Although there is high correlation between household expenditure and carbon footprints, the authors found, the increased carbon footprint was mainly from higher food and electricity expenditure. “To alleviate the climate impact, the shift from coal power plants to renewable electricity and supply chain emission reduction of food products are key,” they wrote. Moreover, they estimated that the eradication of poverty would cause India’s carbon footprint to increase by less than two percent.
Prakash Kashwan said that the government’s insistence on positing development and climate-change management as incompatible, and its plans to pursue a net-zero emissions target only by 2050, “means that Adivasi lands, including biodiverse forest areas, will be sacrificed for the sake of carbon forestry. This will lead to the further exacerbation of the historical injustices that Adivasis have faced at the hands of India’s political and corporate elites in the past.”
Responding to a question about the adverse impacts of commercial coal mining on the environment and communities, raised in the Lok Sabha on 3 February, the minister of coal and mines, Pralhad Joshi, merely laid out the standard procedure of preparing an environmental-impact assessment rather than actually addressing the impact of mining. The coal and environment ministries did not respond to questions I sent about how ongoing disputes over environmental clearances would be settled, or how the impact of coal-based development would be mitigated.
In an article for the Economic and Political Weekly, Kashwan and Arpitha Kodiveri, a doctoral researcher in law at the European University Institute, note that it might be understandable that the coal ministry and the industry would have vested interests in prioritizing and expanding coal mining at a time when solar power is 14 percent cheaper. “However,” they ask, “why would the Ministry of Environment, Forests, and Climate Change (MoEFCC) support these projects by engaging in a frenzy of regulatory clearances? Why is the MoEFCC so oblivious to public interests in mitigating pollution and environmental degradation more broadly?”
Instead of addressing these concerns, the government further modified the auction process—choosing to compromise on the competitiveness of the process in the face of waning interest. In March 2021, the coal ministry kicked off what it called a “rolling auction” regime, in which bids for coal blocks can be received at any time. “Even if only one person shows interest, we will go for auction,” Joshi said at an event held to launch the auctions. “If only one person participated, then we will put the same block up for auction for a second time, and if the second time too no one else makes a bid, then we will allot the mines to that single bidder.” This has called into question the very grounds on which the allocation of coal blocks was cancelled by the Supreme Court in the first place.

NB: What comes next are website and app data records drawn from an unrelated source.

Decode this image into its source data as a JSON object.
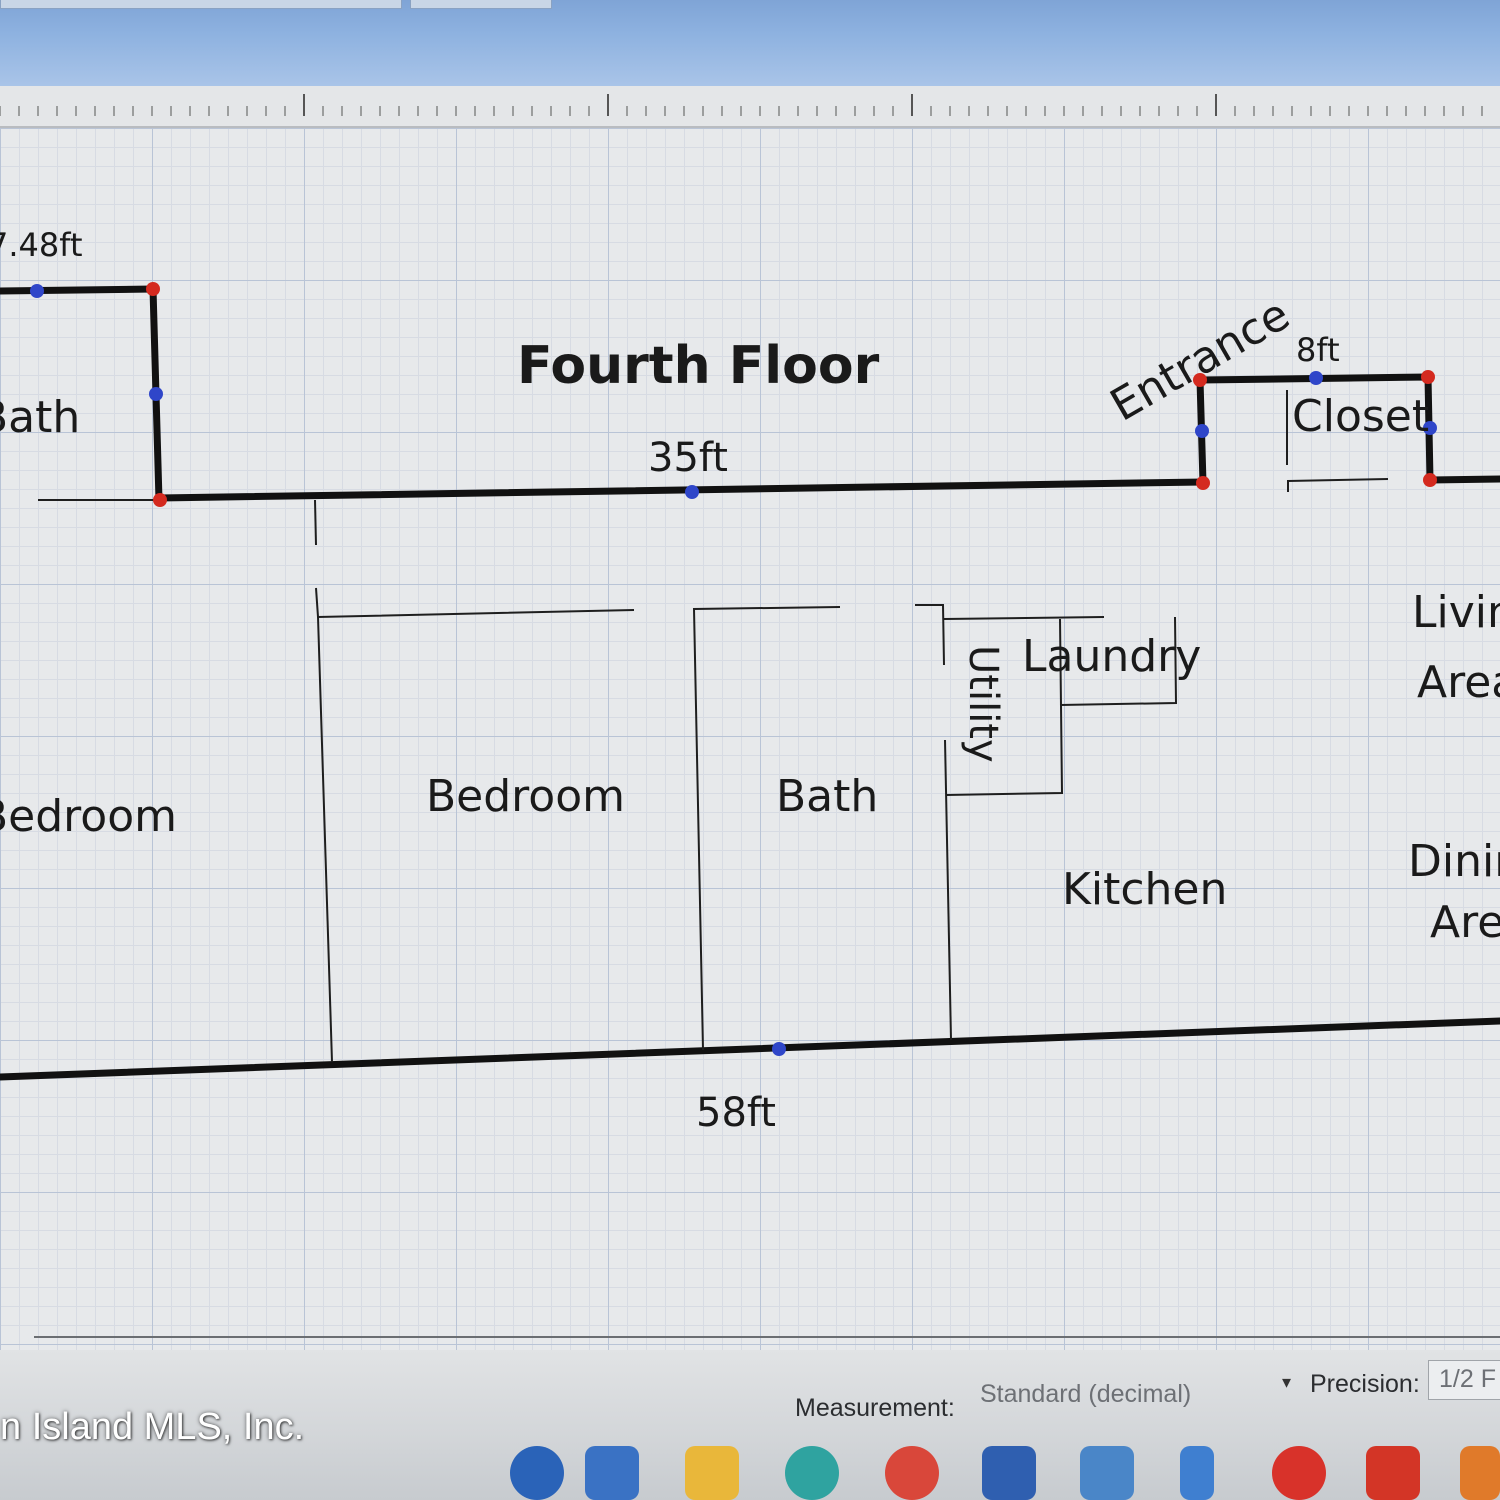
{
  "plan": {
    "title": "Fourth Floor",
    "dimensions": {
      "top_left": "7.48ft",
      "top_center": "35ft",
      "closet_width": "8ft",
      "bottom": "58ft"
    },
    "rooms": {
      "bath_left": "Bath",
      "bedroom_left": "Bedroom",
      "bedroom_center": "Bedroom",
      "bath_center": "Bath",
      "utility": "Utility",
      "laundry": "Laundry",
      "kitchen": "Kitchen",
      "entrance": "Entrance",
      "closet": "Closet",
      "living_line1": "Livin",
      "living_line2": "Area",
      "dining_line1": "Dinin",
      "dining_line2": "Are"
    }
  },
  "status": {
    "watermark": "n Island MLS, Inc.",
    "measurement_label": "Measurement:",
    "measurement_value": "Standard (decimal)",
    "precision_label": "Precision:",
    "precision_value": "1/2 F"
  },
  "taskbar": {
    "icons": [
      "info-icon",
      "mail-icon",
      "folder-icon",
      "edge-icon",
      "chrome-icon",
      "store-icon",
      "calculator-icon",
      "vscode-icon",
      "pinball-icon",
      "aci-icon",
      "warning-icon"
    ]
  },
  "colors": {
    "wall": "#111111",
    "endpoint_red": "#d42a1f",
    "midpoint_blue": "#2f46c9",
    "title_bar": "#8eb2e0"
  }
}
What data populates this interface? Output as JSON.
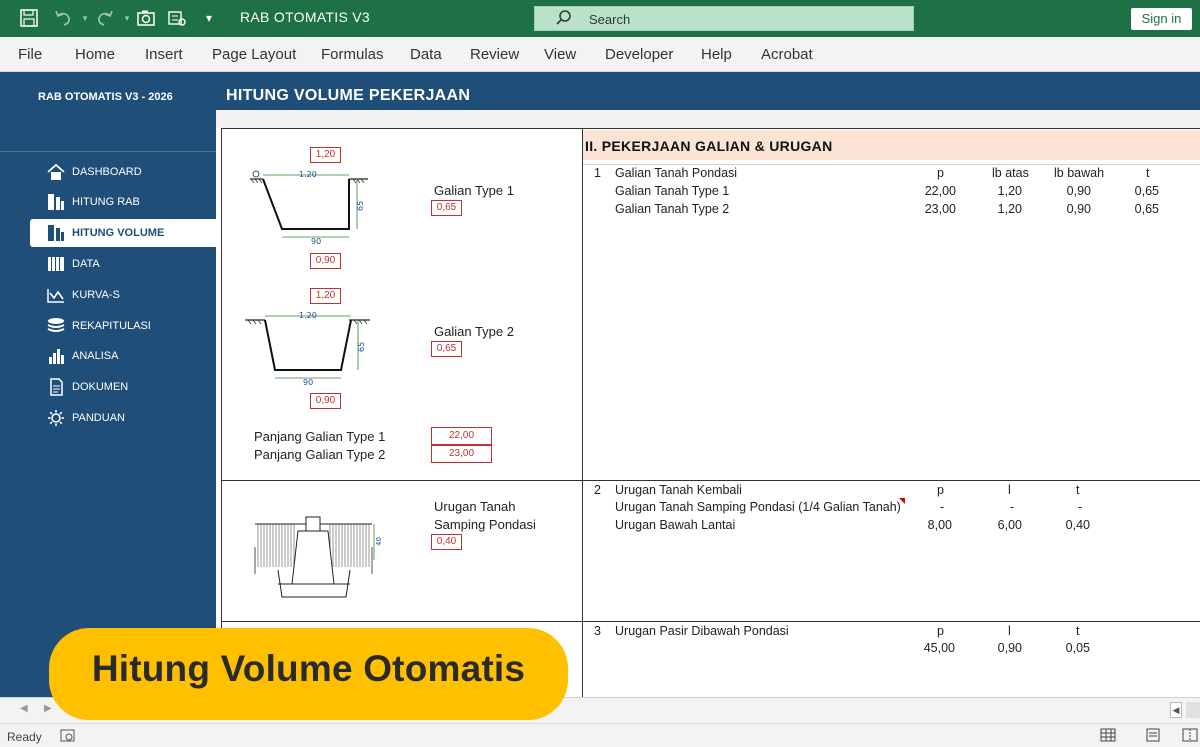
{
  "window": {
    "title": "RAB OTOMATIS V3",
    "search_placeholder": "Search",
    "sign_in": "Sign in"
  },
  "menu": [
    "File",
    "Home",
    "Insert",
    "Page Layout",
    "Formulas",
    "Data",
    "Review",
    "View",
    "Developer",
    "Help",
    "Acrobat"
  ],
  "sidebar": {
    "title": "RAB OTOMATIS V3 - 2026",
    "items": [
      {
        "label": "DASHBOARD",
        "icon": "home-icon"
      },
      {
        "label": "HITUNG RAB",
        "icon": "calculator-icon"
      },
      {
        "label": "HITUNG VOLUME",
        "icon": "volume-icon",
        "active": true
      },
      {
        "label": "DATA",
        "icon": "books-icon"
      },
      {
        "label": "KURVA-S",
        "icon": "curve-icon"
      },
      {
        "label": "REKAPITULASI",
        "icon": "layers-icon"
      },
      {
        "label": "ANALISA",
        "icon": "bar-chart-icon"
      },
      {
        "label": "DOKUMEN",
        "icon": "document-icon"
      },
      {
        "label": "PANDUAN",
        "icon": "gear-icon"
      }
    ]
  },
  "page_title": "HITUNG VOLUME PEKERJAAN",
  "diagrams": {
    "galian1": {
      "top_width": "1,20",
      "depth": "0,65",
      "bottom_width": "0,90",
      "label": "Galian Type 1",
      "dim_top": "1.20",
      "dim_side": "65",
      "dim_bottom": "90"
    },
    "galian2": {
      "top_width": "1,20",
      "depth": "0,65",
      "bottom_width": "0,90",
      "label": "Galian Type 2",
      "dim_top": "1.20",
      "dim_side": "65",
      "dim_bottom": "90"
    },
    "panjang": {
      "label1": "Panjang Galian Type 1",
      "label2": "Panjang Galian Type 2",
      "value1": "22,00",
      "value2": "23,00"
    },
    "urugan": {
      "label_line1": "Urugan Tanah",
      "label_line2": "Samping Pondasi",
      "value": "0,40",
      "dim_side": "40"
    }
  },
  "section": {
    "title": "II. PEKERJAAN GALIAN & URUGAN",
    "groups": [
      {
        "no": "1",
        "name": "Galian Tanah Pondasi",
        "headers": [
          "p",
          "lb atas",
          "lb bawah",
          "t"
        ],
        "rows": [
          {
            "name": "Galian Tanah Type 1",
            "values": [
              "22,00",
              "1,20",
              "0,90",
              "0,65"
            ]
          },
          {
            "name": "Galian Tanah Type 2",
            "values": [
              "23,00",
              "1,20",
              "0,90",
              "0,65"
            ]
          }
        ]
      },
      {
        "no": "2",
        "name": "Urugan Tanah Kembali",
        "headers": [
          "p",
          "l",
          "t"
        ],
        "rows": [
          {
            "name": "Urugan Tanah Samping Pondasi (1/4 Galian Tanah)",
            "values": [
              "-",
              "-",
              "-"
            ]
          },
          {
            "name": "Urugan Bawah Lantai",
            "values": [
              "8,00",
              "6,00",
              "0,40"
            ]
          }
        ]
      },
      {
        "no": "3",
        "name": "Urugan Pasir Dibawah Pondasi",
        "headers": [
          "p",
          "l",
          "t"
        ],
        "rows": [
          {
            "name": "",
            "values": [
              "45,00",
              "0,90",
              "0,05"
            ]
          }
        ]
      }
    ]
  },
  "banner": "Hitung Volume Otomatis",
  "status": {
    "ready": "Ready"
  },
  "colors": {
    "excel_green": "#1e7145",
    "sidebar_blue": "#1f4e79",
    "banner_yellow": "#ffc000",
    "section_fill": "#fbe4d5"
  }
}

“It is evident that only a mass political movement can force Indian government to do a course correction,” Kashwan said. “The international community is exploiting the presence of an authoritarian regime in control of an ostensibly democratic country to get away with continued violation of the rights of indigenous and other rural people.”
“When people are displaced because of the mines, not only do they lose their lands, but their culture, traditions, customs also disappear,” Bhagat told me. “Does the government have any record of the number of people who have been displaced in these areas? The mines eat us away. This is a do-or-die fight for us.”

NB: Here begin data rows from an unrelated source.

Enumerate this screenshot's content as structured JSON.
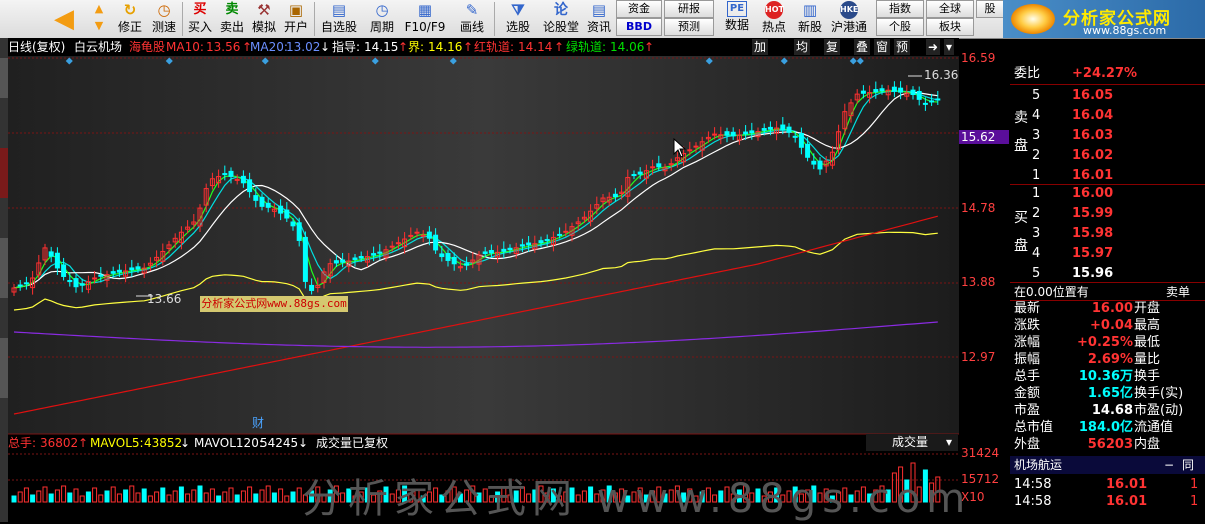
{
  "toolbar": {
    "items": [
      {
        "label": "",
        "icon": "back-arrow-icon"
      },
      {
        "label": "修正",
        "icon": "refresh-icon"
      },
      {
        "label": "测速",
        "icon": "clock-icon"
      },
      {
        "label": "买入",
        "icon": "buy-icon",
        "glyph": "买"
      },
      {
        "label": "卖出",
        "icon": "sell-icon",
        "glyph": "卖"
      },
      {
        "label": "模拟",
        "icon": "hammer-icon"
      },
      {
        "label": "开户",
        "icon": "briefcase-icon"
      },
      {
        "label": "自选股",
        "icon": "star-icon"
      },
      {
        "label": "周期",
        "icon": "clock-icon"
      },
      {
        "label": "F10/F9",
        "icon": "f10-icon"
      },
      {
        "label": "画线",
        "icon": "pen-icon"
      },
      {
        "label": "选股",
        "icon": "funnel-icon"
      },
      {
        "label": "论股堂",
        "icon": "forum-icon",
        "glyph": "论"
      },
      {
        "label": "资讯",
        "icon": "news-icon"
      },
      {
        "label": "数据",
        "icon": "pe-icon",
        "glyph": "PE"
      },
      {
        "label": "热点",
        "icon": "hot-icon",
        "glyph": "HOT"
      },
      {
        "label": "新股",
        "icon": "newstock-icon"
      },
      {
        "label": "沪港通",
        "icon": "hk-icon",
        "glyph": "HKE"
      }
    ],
    "small_buttons": [
      "资金",
      "研报",
      "BBD",
      "预测",
      "指数",
      "全球",
      "个股",
      "板块",
      "股"
    ],
    "logo_text": "分析家公式网",
    "logo_url": "www.88gs.com"
  },
  "infobar": {
    "title": "日线(复权)",
    "stock": "白云机场",
    "tag": "海龟股",
    "ma10_label": "MA10:",
    "ma10": "13.56",
    "ma20_label": "MA20:",
    "ma20": "13.02",
    "zhidao_label": "指导:",
    "zhidao": "14.15",
    "jie_label": "界:",
    "jie": "14.16",
    "hong_label": "红轨道:",
    "hong": "14.14",
    "lv_label": "绿轨道:",
    "lv": "14.06",
    "buttons": [
      "加自选",
      "均线",
      "复权",
      "叠",
      "窗",
      "预测"
    ]
  },
  "axis": {
    "labels": [
      "16.59",
      "15.62",
      "14.78",
      "13.88",
      "12.97"
    ],
    "current": "15.62",
    "vol_labels": [
      "31424",
      "15712",
      "X10"
    ]
  },
  "annotations": {
    "high": "16.36",
    "low": "13.66",
    "cai": "财",
    "wm_box": "分析家公式网www.88gs.com"
  },
  "volbar": {
    "total_label": "总手:",
    "total": "36802",
    "mavol5_label": "MAVOL5:",
    "mavol5": "43852",
    "mavol120_label": "MAVOL120:",
    "mavol120": "54245",
    "note": "成交量已复权",
    "select": "成交量"
  },
  "watermark": "分析家公式网 www.88gs.com",
  "panel": {
    "weibi_label": "委比",
    "weibi": "+24.27%",
    "sell_label": "卖盘",
    "sells": [
      {
        "n": "5",
        "p": "16.05"
      },
      {
        "n": "4",
        "p": "16.04"
      },
      {
        "n": "3",
        "p": "16.03"
      },
      {
        "n": "2",
        "p": "16.02"
      },
      {
        "n": "1",
        "p": "16.01"
      }
    ],
    "buy_label": "买盘",
    "buys": [
      {
        "n": "1",
        "p": "16.00"
      },
      {
        "n": "2",
        "p": "15.99"
      },
      {
        "n": "3",
        "p": "15.98"
      },
      {
        "n": "4",
        "p": "15.97"
      },
      {
        "n": "5",
        "p": "15.96"
      }
    ],
    "pos_left": "在0.00位置有",
    "pos_right": "卖单",
    "stats": [
      {
        "k": "最新",
        "v": "16.00",
        "k2": "开盘"
      },
      {
        "k": "涨跌",
        "v": "+0.04",
        "k2": "最高"
      },
      {
        "k": "涨幅",
        "v": "+0.25%",
        "k2": "最低"
      },
      {
        "k": "振幅",
        "v": "2.69%",
        "k2": "量比"
      },
      {
        "k": "总手",
        "v": "10.36万",
        "k2": "换手"
      },
      {
        "k": "金额",
        "v": "1.65亿",
        "k2": "换手(实)"
      },
      {
        "k": "市盈",
        "v": "14.68",
        "k2": "市盈(动)"
      },
      {
        "k": "总市值",
        "v": "184.0亿",
        "k2": "流通值"
      },
      {
        "k": "外盘",
        "v": "56203",
        "k2": "内盘"
      }
    ],
    "nav_label": "机场航运",
    "nav_right": "同",
    "ticks": [
      {
        "t": "14:58",
        "p": "16.01",
        "v": "1"
      },
      {
        "t": "14:58",
        "p": "16.01",
        "v": "1"
      }
    ]
  }
}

This story was produced with the support of Internews' Earth Journalism Network. It was originally published on 31 July 2021 in The Caravan and has been lightly edited for length and clarity.
Banner image: Excavators load soil onto trucks at an open coal mine near Mahagama, Jharkand / Credit: Xavier Galiana (AFP/Getty Images).